**Supplied records:**
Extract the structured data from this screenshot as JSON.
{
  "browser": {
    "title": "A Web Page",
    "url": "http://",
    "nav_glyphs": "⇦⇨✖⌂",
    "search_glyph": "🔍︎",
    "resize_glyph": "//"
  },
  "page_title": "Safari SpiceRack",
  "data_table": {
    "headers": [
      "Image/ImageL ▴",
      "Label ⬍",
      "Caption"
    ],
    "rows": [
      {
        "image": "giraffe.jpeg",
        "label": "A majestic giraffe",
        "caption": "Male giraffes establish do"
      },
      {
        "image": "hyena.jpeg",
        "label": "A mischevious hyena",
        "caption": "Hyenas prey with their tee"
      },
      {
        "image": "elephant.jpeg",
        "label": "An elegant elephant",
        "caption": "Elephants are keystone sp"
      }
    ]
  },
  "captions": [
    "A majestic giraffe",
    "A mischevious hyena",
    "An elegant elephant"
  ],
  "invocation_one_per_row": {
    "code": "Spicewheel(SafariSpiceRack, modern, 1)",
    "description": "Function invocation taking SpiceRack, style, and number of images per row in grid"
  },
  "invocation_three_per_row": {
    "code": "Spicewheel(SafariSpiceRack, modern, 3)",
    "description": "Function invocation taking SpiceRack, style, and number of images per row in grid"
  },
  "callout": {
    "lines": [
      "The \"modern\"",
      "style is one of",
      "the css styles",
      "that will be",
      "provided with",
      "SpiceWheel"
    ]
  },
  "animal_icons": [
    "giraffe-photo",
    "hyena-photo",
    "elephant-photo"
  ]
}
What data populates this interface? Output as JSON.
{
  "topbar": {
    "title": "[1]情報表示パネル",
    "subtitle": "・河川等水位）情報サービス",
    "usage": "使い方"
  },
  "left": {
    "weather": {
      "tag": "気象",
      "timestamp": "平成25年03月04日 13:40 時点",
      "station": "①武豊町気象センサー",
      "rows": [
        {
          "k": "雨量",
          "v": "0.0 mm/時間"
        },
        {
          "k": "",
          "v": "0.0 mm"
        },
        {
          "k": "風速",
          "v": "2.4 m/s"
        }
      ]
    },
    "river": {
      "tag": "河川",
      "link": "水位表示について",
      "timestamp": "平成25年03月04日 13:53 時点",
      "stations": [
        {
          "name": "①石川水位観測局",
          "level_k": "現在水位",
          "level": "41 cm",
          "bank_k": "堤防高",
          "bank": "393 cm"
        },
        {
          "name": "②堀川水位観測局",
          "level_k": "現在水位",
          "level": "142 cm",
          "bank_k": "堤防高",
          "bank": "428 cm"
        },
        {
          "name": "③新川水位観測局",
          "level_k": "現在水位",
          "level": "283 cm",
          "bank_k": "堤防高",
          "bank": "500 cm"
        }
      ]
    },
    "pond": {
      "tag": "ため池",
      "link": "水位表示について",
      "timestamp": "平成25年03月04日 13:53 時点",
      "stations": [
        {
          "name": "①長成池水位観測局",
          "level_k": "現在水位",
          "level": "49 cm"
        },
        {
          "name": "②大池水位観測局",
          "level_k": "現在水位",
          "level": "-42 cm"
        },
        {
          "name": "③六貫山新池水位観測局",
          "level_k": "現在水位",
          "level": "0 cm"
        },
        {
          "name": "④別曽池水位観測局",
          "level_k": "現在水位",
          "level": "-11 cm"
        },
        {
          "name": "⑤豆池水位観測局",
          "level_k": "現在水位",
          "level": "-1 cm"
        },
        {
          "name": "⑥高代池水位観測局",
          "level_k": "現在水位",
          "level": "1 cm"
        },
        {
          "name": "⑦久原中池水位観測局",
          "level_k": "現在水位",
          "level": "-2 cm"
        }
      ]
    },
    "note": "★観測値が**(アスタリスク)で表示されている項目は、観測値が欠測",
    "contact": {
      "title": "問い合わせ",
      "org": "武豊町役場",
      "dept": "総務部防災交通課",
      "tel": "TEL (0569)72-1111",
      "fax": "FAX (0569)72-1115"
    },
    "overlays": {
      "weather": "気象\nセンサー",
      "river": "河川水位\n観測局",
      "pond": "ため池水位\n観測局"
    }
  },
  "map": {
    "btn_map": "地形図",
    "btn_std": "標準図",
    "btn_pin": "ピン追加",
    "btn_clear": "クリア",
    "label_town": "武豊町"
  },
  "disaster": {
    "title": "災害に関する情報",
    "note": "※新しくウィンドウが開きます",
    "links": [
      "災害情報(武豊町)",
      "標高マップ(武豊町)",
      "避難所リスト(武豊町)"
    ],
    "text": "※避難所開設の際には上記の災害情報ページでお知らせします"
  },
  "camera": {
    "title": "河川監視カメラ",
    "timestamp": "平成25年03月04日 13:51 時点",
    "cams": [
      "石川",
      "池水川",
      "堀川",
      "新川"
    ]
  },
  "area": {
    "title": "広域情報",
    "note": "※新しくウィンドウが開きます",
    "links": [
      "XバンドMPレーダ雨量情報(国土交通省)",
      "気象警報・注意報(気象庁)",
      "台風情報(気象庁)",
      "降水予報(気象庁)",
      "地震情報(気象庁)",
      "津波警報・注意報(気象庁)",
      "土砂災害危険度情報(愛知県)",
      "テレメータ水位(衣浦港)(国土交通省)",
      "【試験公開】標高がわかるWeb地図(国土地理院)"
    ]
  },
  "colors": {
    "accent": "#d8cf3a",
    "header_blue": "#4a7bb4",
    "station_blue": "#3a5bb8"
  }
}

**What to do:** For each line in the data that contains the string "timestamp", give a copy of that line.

**Written response:**
      "timestamp": "平成25年03月04日 13:40 時点",
      "timestamp": "平成25年03月04日 13:53 時点",
      "timestamp": "平成25年03月04日 13:53 時点",
    "timestamp": "平成25年03月04日 13:51 時点",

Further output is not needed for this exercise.